In the entries below, find every line holding the string "screenshot" and collect it.

MATERIAL FOR THIS EXERCISE Block Start

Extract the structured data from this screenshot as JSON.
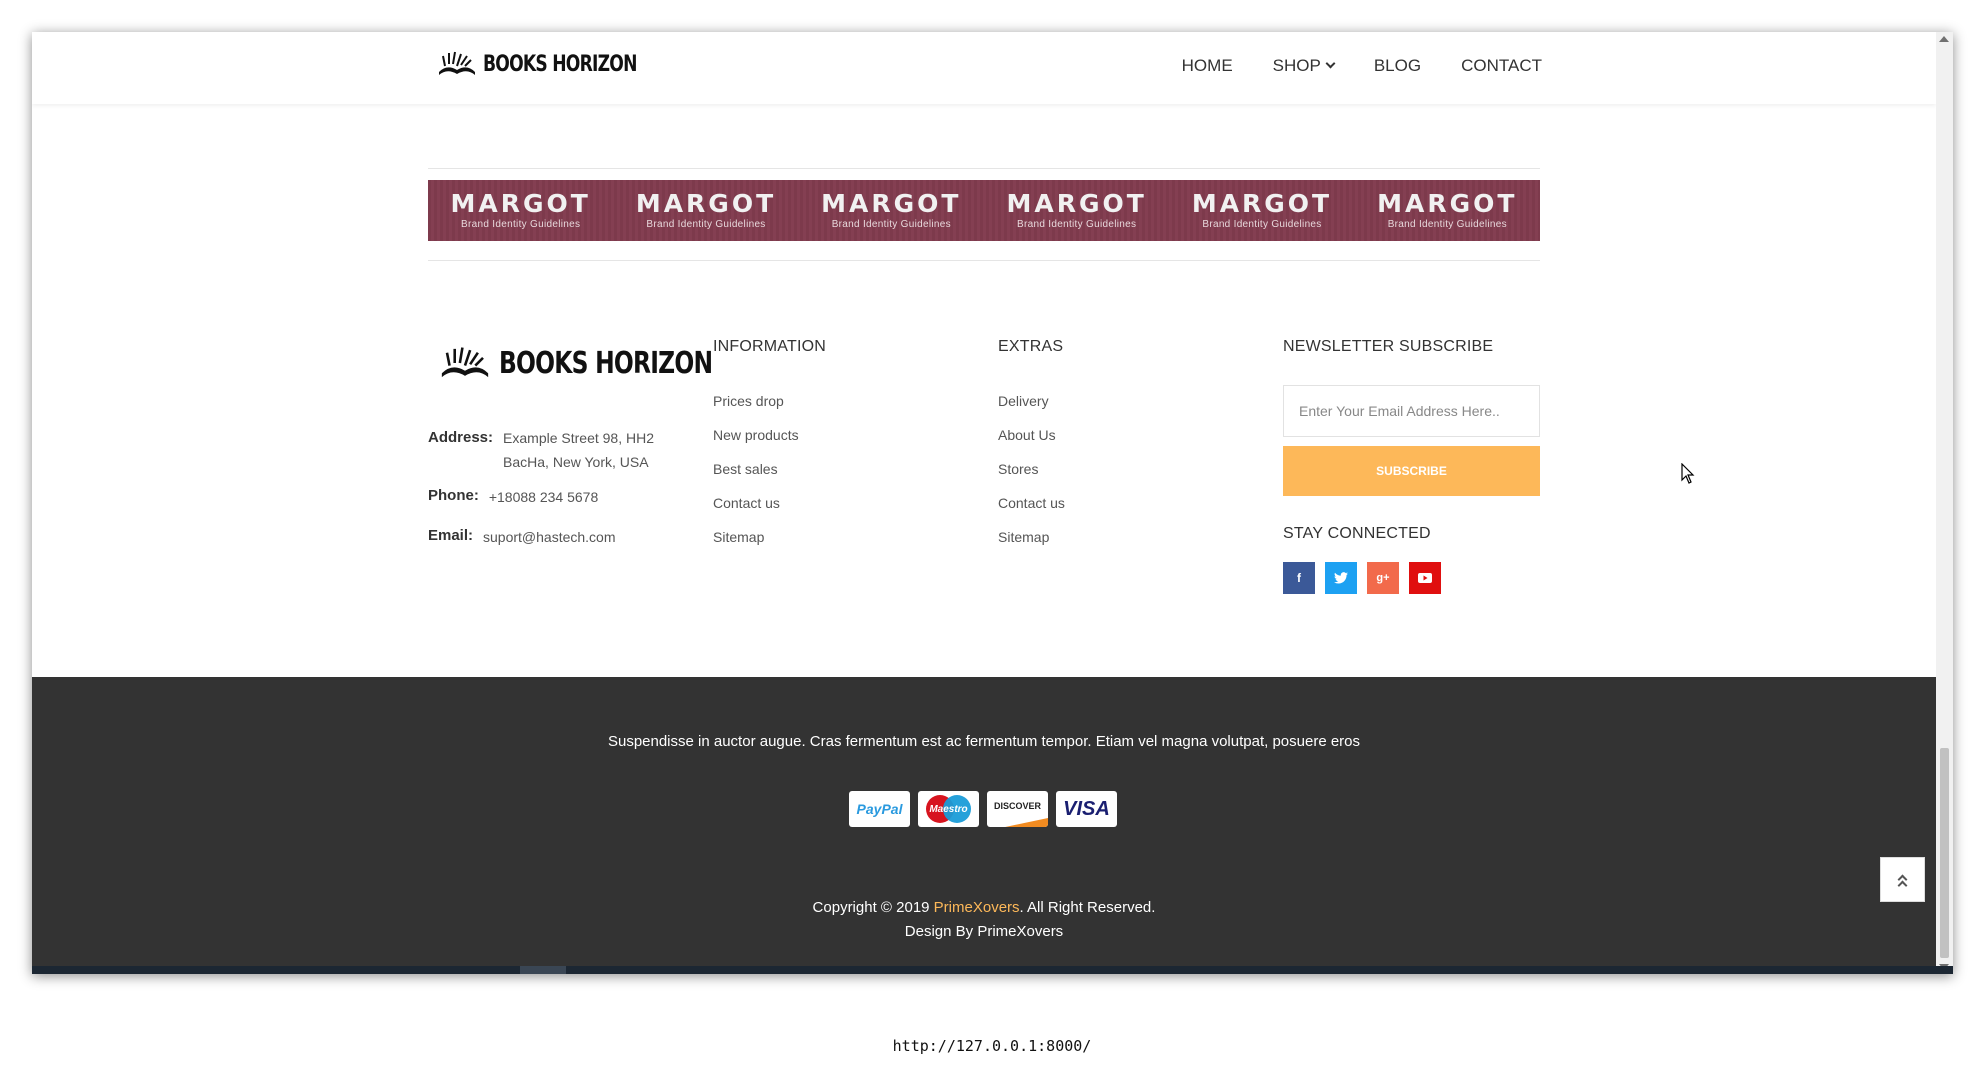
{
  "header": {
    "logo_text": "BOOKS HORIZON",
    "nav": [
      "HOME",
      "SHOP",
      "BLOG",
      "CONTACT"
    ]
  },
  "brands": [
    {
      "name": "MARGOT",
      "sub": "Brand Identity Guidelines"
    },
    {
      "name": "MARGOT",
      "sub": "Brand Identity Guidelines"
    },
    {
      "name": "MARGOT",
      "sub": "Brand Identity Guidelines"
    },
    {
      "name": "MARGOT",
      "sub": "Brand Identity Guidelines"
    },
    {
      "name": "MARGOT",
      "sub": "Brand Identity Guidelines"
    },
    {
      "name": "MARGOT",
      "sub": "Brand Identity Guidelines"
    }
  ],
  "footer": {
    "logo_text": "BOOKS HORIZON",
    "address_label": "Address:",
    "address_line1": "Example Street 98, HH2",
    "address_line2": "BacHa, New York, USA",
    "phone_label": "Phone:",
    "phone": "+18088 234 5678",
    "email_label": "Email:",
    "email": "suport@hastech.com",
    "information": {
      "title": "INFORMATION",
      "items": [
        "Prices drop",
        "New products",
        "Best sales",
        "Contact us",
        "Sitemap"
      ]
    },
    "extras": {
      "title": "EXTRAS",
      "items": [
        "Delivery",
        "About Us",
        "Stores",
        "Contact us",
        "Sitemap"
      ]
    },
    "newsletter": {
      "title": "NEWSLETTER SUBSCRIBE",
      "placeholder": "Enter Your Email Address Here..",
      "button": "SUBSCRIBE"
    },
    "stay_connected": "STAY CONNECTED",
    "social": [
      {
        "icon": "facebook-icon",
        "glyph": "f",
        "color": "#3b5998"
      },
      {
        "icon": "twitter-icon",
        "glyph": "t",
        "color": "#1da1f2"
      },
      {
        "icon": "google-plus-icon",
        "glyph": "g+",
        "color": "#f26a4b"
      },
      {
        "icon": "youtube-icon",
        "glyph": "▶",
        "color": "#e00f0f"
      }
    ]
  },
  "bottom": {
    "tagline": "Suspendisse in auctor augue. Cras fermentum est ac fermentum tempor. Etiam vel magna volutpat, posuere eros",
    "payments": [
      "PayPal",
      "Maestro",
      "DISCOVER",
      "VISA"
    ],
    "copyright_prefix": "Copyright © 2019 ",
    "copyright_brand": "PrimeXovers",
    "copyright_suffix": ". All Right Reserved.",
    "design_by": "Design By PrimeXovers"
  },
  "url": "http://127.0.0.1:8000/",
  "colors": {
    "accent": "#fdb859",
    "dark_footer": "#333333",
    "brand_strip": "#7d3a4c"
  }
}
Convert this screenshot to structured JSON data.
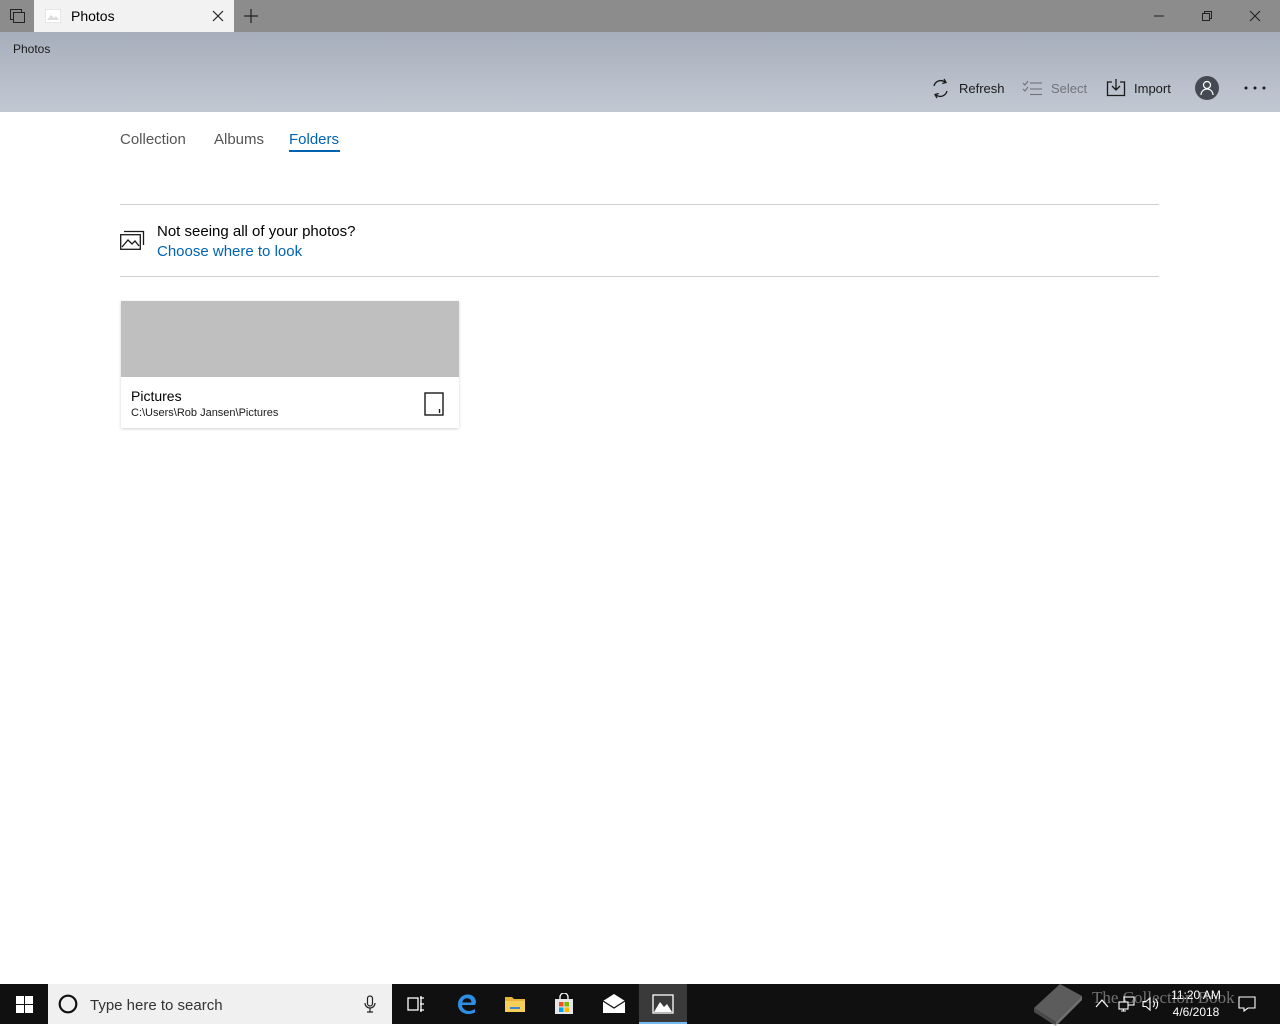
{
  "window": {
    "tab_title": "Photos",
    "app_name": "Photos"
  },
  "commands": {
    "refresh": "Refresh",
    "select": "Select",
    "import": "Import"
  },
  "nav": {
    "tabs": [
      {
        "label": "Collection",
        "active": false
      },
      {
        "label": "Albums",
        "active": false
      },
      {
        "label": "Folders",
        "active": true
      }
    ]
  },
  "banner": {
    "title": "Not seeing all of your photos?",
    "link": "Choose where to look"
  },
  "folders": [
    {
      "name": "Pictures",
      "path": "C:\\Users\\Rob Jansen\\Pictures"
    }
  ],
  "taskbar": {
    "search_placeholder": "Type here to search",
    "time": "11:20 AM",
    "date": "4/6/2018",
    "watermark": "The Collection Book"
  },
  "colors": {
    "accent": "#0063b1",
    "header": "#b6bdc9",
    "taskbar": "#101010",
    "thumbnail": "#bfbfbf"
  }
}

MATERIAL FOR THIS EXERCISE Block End

### WRITTEN ANSWER
Extract the structured data from this screenshot as JSON.
Convert this screenshot to structured JSON data.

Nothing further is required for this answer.